US PC makers’ market is showing classic symptoms of short term strategic thinking taught by Harvards and other such august institutions, and which has become endemic of the American industry on the whole.
Other commentators have written sufficiently on the hollowing out of the US economy and the conversion of the economy into a FIRE (Finance, Insurance, Real Estate) economy. I have nothing more to add to that discussion.
However when Hewlett – Packard recently announced its decision to sell off the PC division to potential buyers to the middle east I was again reminded of how some of the most brilliant minds can be so wrong.
Looked at in isolation, the decision makes perfect sense for the board of HP. They purchased Compaq, they made a fair go of trying to clean up the supply chain and compete with Dell, they tried every trick in the book, and finally they threw their hands up in the air.
At least, as we say in Australia, they gave the sauce bottle a fair shake before discarding it.
IBM did not even do that when it decided to sell out to Lenovo.
IBM’s missteps in the PC industry are well chronicled – right from the decision to outsource the operating software to Microsoft, to supply chain problems in manufacturing to the final decision to sell the PC division to Lenovo.
HP, on the other hand, has had relatively benign coverage, though in my view their saga was even worse.
Right from acquisition of Compaq, to the price wars against Dell, to the supply chain machinations have neither been discovered, not analysed by strategic analysts working on the assumption that HP knew what they were doing, and it was only a matter of time before they will have it all under control.
A bit like Ben Bernanke and the Fed saga at the moment!
Meanwhile, all these strategic moves have ruined the PC business for the lone US survivor – Dell.
This little pig is still standing, though barely able to keep up with the pricing onslaught of HP as well as the copycats – the Acers, the ASUS, Benqs and other brands – many of whom are related to its erstwhile suppliers.
Once a darling of the Supply Chain world, Dell has also now morphed into a case study in how NOT to manage your supply chain. Almost all the competitive advantage has been lost to the former suppliers (or their associated entities) and there seems to no other tricks up its sleeve.
How long will Dell brave the onslaught of the low cost copy-cats without any competitive advantage what-so-ever?
A refreshing contrast to this whole saga is provided by Apple (whose CEO Steve Job finally pronounced today the long awaited words – iQuit).
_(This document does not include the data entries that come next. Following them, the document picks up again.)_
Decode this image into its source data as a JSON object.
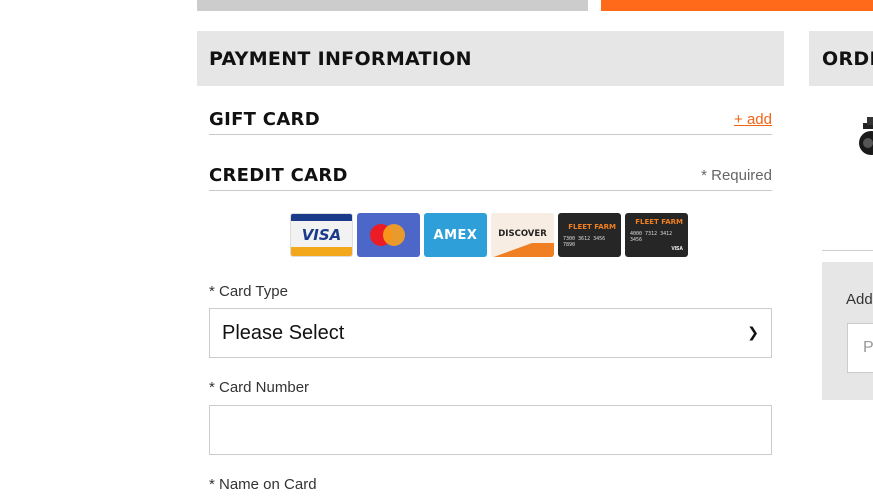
{
  "top": {
    "colors": {
      "gray_tab": "#cccccc",
      "orange_tab": "#ff6a1a"
    }
  },
  "payment": {
    "title": "PAYMENT INFORMATION",
    "gift_card": {
      "title": "GIFT CARD",
      "add_label": "+ add"
    },
    "credit_card": {
      "title": "CREDIT CARD",
      "required_note": "* Required",
      "accepted_cards": [
        {
          "name": "visa-card-logo",
          "label": "VISA"
        },
        {
          "name": "mastercard-card-logo",
          "label": ""
        },
        {
          "name": "amex-card-logo",
          "label": "AMEX"
        },
        {
          "name": "discover-card-logo",
          "label": "DISCOVER"
        },
        {
          "name": "farm-card-logo",
          "label": "FLEET FARM"
        },
        {
          "name": "farm-visa-card-logo",
          "label": "FLEET FARM"
        }
      ]
    },
    "fields": {
      "card_type_label": "* Card Type",
      "card_type_value": "Please Select",
      "card_number_label": "* Card Number",
      "card_number_value": "",
      "name_on_card_label": "* Name on Card"
    },
    "accent_color": "#f06414"
  },
  "order": {
    "title": "ORDER SUMMARY",
    "promo_label": "Add Promo Code",
    "promo_placeholder": "Promo Code"
  }
}
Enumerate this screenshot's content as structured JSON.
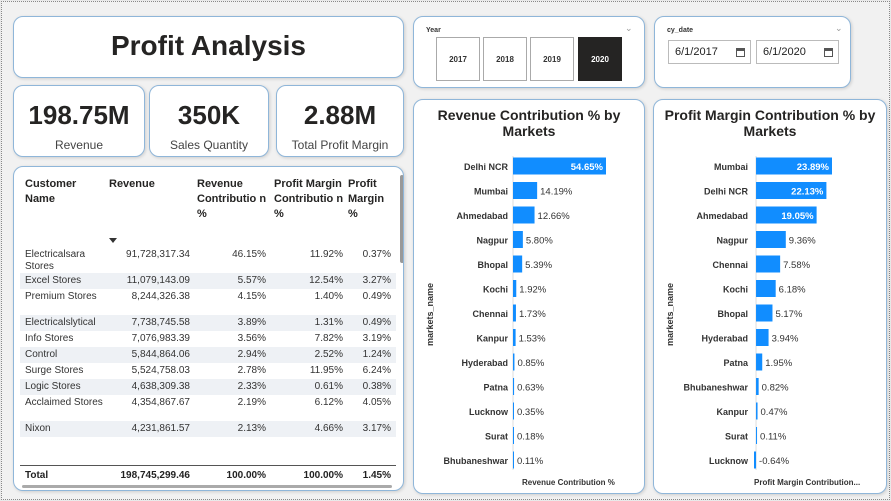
{
  "title": "Profit Analysis",
  "kpis": [
    {
      "value": "198.75M",
      "label": "Revenue"
    },
    {
      "value": "350K",
      "label": "Sales Quantity"
    },
    {
      "value": "2.88M",
      "label": "Total Profit Margin"
    }
  ],
  "table": {
    "headers": [
      "Customer Name",
      "Revenue",
      "Revenue Contributio n %",
      "Profit Margin Contributio n %",
      "Profit Margin %"
    ],
    "rows": [
      [
        "Electricalsara Stores",
        "91,728,317.34",
        "46.15%",
        "11.92%",
        "0.37%"
      ],
      [
        "Excel Stores",
        "11,079,143.09",
        "5.57%",
        "12.54%",
        "3.27%"
      ],
      [
        "Premium Stores",
        "8,244,326.38",
        "4.15%",
        "1.40%",
        "0.49%"
      ],
      [
        "Electricalslytical",
        "7,738,745.58",
        "3.89%",
        "1.31%",
        "0.49%"
      ],
      [
        "Info Stores",
        "7,076,983.39",
        "3.56%",
        "7.82%",
        "3.19%"
      ],
      [
        "Control",
        "5,844,864.06",
        "2.94%",
        "2.52%",
        "1.24%"
      ],
      [
        "Surge Stores",
        "5,524,758.03",
        "2.78%",
        "11.95%",
        "6.24%"
      ],
      [
        "Logic Stores",
        "4,638,309.38",
        "2.33%",
        "0.61%",
        "0.38%"
      ],
      [
        "Acclaimed Stores",
        "4,354,867.67",
        "2.19%",
        "6.12%",
        "4.05%"
      ],
      [
        "Nixon",
        "4,231,861.57",
        "2.13%",
        "4.66%",
        "3.17%"
      ]
    ],
    "total": {
      "label": "Total",
      "revenue": "198,745,299.46",
      "rev_contrib": "100.00%",
      "pm_contrib": "100.00%",
      "pm_pct": "1.45%"
    }
  },
  "year_slicer": {
    "label": "Year",
    "years": [
      "2017",
      "2018",
      "2019",
      "2020"
    ],
    "selected": "2020"
  },
  "date_slicer": {
    "label": "cy_date",
    "start": "6/1/2017",
    "end": "6/1/2020"
  },
  "colors": {
    "bar": "#118dff",
    "accent_border": "#8fb6d9",
    "selected": "#252423"
  },
  "chart_data": [
    {
      "type": "bar",
      "orientation": "horizontal",
      "title": "Revenue Contribution % by Markets",
      "xlabel": "Revenue Contribution %",
      "ylabel": "markets_name",
      "categories": [
        "Delhi NCR",
        "Mumbai",
        "Ahmedabad",
        "Nagpur",
        "Bhopal",
        "Kochi",
        "Chennai",
        "Kanpur",
        "Hyderabad",
        "Patna",
        "Lucknow",
        "Surat",
        "Bhubaneshwar"
      ],
      "values": [
        54.65,
        14.19,
        12.66,
        5.8,
        5.39,
        1.92,
        1.73,
        1.53,
        0.85,
        0.63,
        0.35,
        0.18,
        0.11
      ],
      "labels": [
        "54.65%",
        "14.19%",
        "12.66%",
        "5.80%",
        "5.39%",
        "1.92%",
        "1.73%",
        "1.53%",
        "0.85%",
        "0.63%",
        "0.35%",
        "0.18%",
        "0.11%"
      ],
      "grid": false
    },
    {
      "type": "bar",
      "orientation": "horizontal",
      "title": "Profit Margin Contribution % by Markets",
      "xlabel": "Profit Margin Contribution...",
      "ylabel": "markets_name",
      "categories": [
        "Mumbai",
        "Delhi NCR",
        "Ahmedabad",
        "Nagpur",
        "Chennai",
        "Kochi",
        "Bhopal",
        "Hyderabad",
        "Patna",
        "Bhubaneshwar",
        "Kanpur",
        "Surat",
        "Lucknow"
      ],
      "values": [
        23.89,
        22.13,
        19.05,
        9.36,
        7.58,
        6.18,
        5.17,
        3.94,
        1.95,
        0.82,
        0.47,
        0.11,
        -0.64
      ],
      "labels": [
        "23.89%",
        "22.13%",
        "19.05%",
        "9.36%",
        "7.58%",
        "6.18%",
        "5.17%",
        "3.94%",
        "1.95%",
        "0.82%",
        "0.47%",
        "0.11%",
        "-0.64%"
      ],
      "grid": false
    }
  ]
}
Despite all the criticisms evoked by one of its suppliers (Foxxcon), Apple has managed to run a tight supply chain ship. It has kept the key components of the supply chain inhouse, and outsources only what is not a critical source of competitive advantage.
If it maintains its current strategy under the new CEO, there is no reason it can continue to launch one successful product after another – every few months.
So the key questions for the readers are:
Please comment and share your thoughts freely…